Top of Records supplied
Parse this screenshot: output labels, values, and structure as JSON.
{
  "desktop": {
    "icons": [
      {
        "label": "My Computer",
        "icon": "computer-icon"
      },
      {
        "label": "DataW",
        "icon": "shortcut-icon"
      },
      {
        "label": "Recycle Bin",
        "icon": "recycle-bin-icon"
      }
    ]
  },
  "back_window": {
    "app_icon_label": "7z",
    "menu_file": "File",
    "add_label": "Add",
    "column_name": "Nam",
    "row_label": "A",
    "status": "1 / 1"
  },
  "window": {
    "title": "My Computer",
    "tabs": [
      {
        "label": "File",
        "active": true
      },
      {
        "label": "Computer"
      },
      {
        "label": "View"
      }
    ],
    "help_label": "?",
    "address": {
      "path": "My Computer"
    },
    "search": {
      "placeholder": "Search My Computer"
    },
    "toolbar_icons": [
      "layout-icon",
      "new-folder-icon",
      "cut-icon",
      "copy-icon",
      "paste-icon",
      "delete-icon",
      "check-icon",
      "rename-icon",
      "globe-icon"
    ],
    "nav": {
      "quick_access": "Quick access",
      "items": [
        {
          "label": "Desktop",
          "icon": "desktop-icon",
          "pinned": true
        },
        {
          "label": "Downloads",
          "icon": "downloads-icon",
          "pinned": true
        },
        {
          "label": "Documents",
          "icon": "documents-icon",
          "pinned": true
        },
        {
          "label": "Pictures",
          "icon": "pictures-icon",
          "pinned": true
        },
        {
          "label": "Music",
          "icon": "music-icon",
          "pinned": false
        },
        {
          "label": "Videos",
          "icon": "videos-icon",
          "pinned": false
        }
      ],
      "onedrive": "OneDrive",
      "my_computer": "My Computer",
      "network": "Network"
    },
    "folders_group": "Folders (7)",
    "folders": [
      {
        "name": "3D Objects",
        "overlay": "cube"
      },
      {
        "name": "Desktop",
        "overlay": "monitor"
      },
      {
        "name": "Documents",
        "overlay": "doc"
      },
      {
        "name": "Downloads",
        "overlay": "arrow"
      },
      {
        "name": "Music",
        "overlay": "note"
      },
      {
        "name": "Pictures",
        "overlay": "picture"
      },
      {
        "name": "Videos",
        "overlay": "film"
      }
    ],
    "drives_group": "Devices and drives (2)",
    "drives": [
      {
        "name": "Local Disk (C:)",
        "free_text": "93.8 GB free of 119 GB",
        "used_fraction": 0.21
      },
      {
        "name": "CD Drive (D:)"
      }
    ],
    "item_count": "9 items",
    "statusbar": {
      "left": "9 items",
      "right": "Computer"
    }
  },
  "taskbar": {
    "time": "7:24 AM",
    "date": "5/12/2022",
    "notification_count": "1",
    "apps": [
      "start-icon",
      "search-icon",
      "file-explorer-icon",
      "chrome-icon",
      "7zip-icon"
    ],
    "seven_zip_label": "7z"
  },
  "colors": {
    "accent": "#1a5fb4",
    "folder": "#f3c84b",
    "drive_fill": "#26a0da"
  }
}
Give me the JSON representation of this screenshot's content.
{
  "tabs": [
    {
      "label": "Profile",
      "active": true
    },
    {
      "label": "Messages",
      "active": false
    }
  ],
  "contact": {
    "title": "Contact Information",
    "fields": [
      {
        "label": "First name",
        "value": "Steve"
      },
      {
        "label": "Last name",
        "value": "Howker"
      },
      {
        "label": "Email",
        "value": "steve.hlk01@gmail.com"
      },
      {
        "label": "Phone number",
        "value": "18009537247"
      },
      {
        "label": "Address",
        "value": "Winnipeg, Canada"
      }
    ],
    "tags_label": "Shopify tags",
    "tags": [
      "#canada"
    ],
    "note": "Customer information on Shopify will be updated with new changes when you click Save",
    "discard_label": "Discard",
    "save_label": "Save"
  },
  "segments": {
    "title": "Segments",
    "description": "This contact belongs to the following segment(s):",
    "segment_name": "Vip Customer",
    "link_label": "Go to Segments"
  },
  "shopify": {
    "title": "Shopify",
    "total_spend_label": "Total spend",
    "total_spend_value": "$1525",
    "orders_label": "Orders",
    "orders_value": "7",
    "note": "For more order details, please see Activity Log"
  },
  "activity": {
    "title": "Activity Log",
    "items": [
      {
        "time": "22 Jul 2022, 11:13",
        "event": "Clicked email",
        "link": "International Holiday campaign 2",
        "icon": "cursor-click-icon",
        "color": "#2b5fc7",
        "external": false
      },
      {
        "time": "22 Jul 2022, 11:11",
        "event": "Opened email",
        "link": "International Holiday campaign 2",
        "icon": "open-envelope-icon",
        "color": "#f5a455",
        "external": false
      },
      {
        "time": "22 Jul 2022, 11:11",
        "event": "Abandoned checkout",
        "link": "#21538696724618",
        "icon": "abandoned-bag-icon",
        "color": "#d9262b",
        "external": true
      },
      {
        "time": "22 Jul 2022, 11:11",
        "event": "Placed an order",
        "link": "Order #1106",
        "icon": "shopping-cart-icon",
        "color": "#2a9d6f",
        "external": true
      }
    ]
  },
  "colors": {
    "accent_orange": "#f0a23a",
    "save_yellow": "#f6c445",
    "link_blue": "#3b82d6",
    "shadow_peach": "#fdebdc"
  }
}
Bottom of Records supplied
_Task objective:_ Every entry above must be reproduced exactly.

_Answer for the task:_
Parse this screenshot: output labels, values, and structure as JSON.
{
  "desktop": {
    "icons": [
      {
        "label": "My Computer",
        "icon": "computer-icon"
      },
      {
        "label": "DataW",
        "icon": "shortcut-icon"
      },
      {
        "label": "Recycle Bin",
        "icon": "recycle-bin-icon"
      }
    ]
  },
  "back_window": {
    "app_icon_label": "7z",
    "menu_file": "File",
    "add_label": "Add",
    "column_name": "Nam",
    "row_label": "A",
    "status": "1 / 1"
  },
  "window": {
    "title": "My Computer",
    "tabs": [
      {
        "label": "File",
        "active": true
      },
      {
        "label": "Computer"
      },
      {
        "label": "View"
      }
    ],
    "help_label": "?",
    "address": {
      "path": "My Computer"
    },
    "search": {
      "placeholder": "Search My Computer"
    },
    "toolbar_icons": [
      "layout-icon",
      "new-folder-icon",
      "cut-icon",
      "copy-icon",
      "paste-icon",
      "delete-icon",
      "check-icon",
      "rename-icon",
      "globe-icon"
    ],
    "nav": {
      "quick_access": "Quick access",
      "items": [
        {
          "label": "Desktop",
          "icon": "desktop-icon",
          "pinned": true
        },
        {
          "label": "Downloads",
          "icon": "downloads-icon",
          "pinned": true
        },
        {
          "label": "Documents",
          "icon": "documents-icon",
          "pinned": true
        },
        {
          "label": "Pictures",
          "icon": "pictures-icon",
          "pinned": true
        },
        {
          "label": "Music",
          "icon": "music-icon",
          "pinned": false
        },
        {
          "label": "Videos",
          "icon": "videos-icon",
          "pinned": false
        }
      ],
      "onedrive": "OneDrive",
      "my_computer": "My Computer",
      "network": "Network"
    },
    "folders_group": "Folders (7)",
    "folders": [
      {
        "name": "3D Objects",
        "overlay": "cube"
      },
      {
        "name": "Desktop",
        "overlay": "monitor"
      },
      {
        "name": "Documents",
        "overlay": "doc"
      },
      {
        "name": "Downloads",
        "overlay": "arrow"
      },
      {
        "name": "Music",
        "overlay": "note"
      },
      {
        "name": "Pictures",
        "overlay": "picture"
      },
      {
        "name": "Videos",
        "overlay": "film"
      }
    ],
    "drives_group": "Devices and drives (2)",
    "drives": [
      {
        "name": "Local Disk (C:)",
        "free_text": "93.8 GB free of 119 GB",
        "used_fraction": 0.21
      },
      {
        "name": "CD Drive (D:)"
      }
    ],
    "item_count": "9 items",
    "statusbar": {
      "left": "9 items",
      "right": "Computer"
    }
  },
  "taskbar": {
    "time": "7:24 AM",
    "date": "5/12/2022",
    "notification_count": "1",
    "apps": [
      "start-icon",
      "search-icon",
      "file-explorer-icon",
      "chrome-icon",
      "7zip-icon"
    ],
    "seven_zip_label": "7z"
  },
  "colors": {
    "accent": "#1a5fb4",
    "folder": "#f3c84b",
    "drive_fill": "#26a0da"
  }
}
Give me the JSON representation of this screenshot's content.
{
  "tabs": [
    {
      "label": "Profile",
      "active": true
    },
    {
      "label": "Messages",
      "active": false
    }
  ],
  "contact": {
    "title": "Contact Information",
    "fields": [
      {
        "label": "First name",
        "value": "Steve"
      },
      {
        "label": "Last name",
        "value": "Howker"
      },
      {
        "label": "Email",
        "value": "steve.hlk01@gmail.com"
      },
      {
        "label": "Phone number",
        "value": "18009537247"
      },
      {
        "label": "Address",
        "value": "Winnipeg, Canada"
      }
    ],
    "tags_label": "Shopify tags",
    "tags": [
      "#canada"
    ],
    "note": "Customer information on Shopify will be updated with new changes when you click Save",
    "discard_label": "Discard",
    "save_label": "Save"
  },
  "segments": {
    "title": "Segments",
    "description": "This contact belongs to the following segment(s):",
    "segment_name": "Vip Customer",
    "link_label": "Go to Segments"
  },
  "shopify": {
    "title": "Shopify",
    "total_spend_label": "Total spend",
    "total_spend_value": "$1525",
    "orders_label": "Orders",
    "orders_value": "7",
    "note": "For more order details, please see Activity Log"
  },
  "activity": {
    "title": "Activity Log",
    "items": [
      {
        "time": "22 Jul 2022, 11:13",
        "event": "Clicked email",
        "link": "International Holiday campaign 2",
        "icon": "cursor-click-icon",
        "color": "#2b5fc7",
        "external": false
      },
      {
        "time": "22 Jul 2022, 11:11",
        "event": "Opened email",
        "link": "International Holiday campaign 2",
        "icon": "open-envelope-icon",
        "color": "#f5a455",
        "external": false
      },
      {
        "time": "22 Jul 2022, 11:11",
        "event": "Abandoned checkout",
        "link": "#21538696724618",
        "icon": "abandoned-bag-icon",
        "color": "#d9262b",
        "external": true
      },
      {
        "time": "22 Jul 2022, 11:11",
        "event": "Placed an order",
        "link": "Order #1106",
        "icon": "shopping-cart-icon",
        "color": "#2a9d6f",
        "external": true
      }
    ]
  },
  "colors": {
    "accent_orange": "#f0a23a",
    "save_yellow": "#f6c445",
    "link_blue": "#3b82d6",
    "shadow_peach": "#fdebdc"
  }
}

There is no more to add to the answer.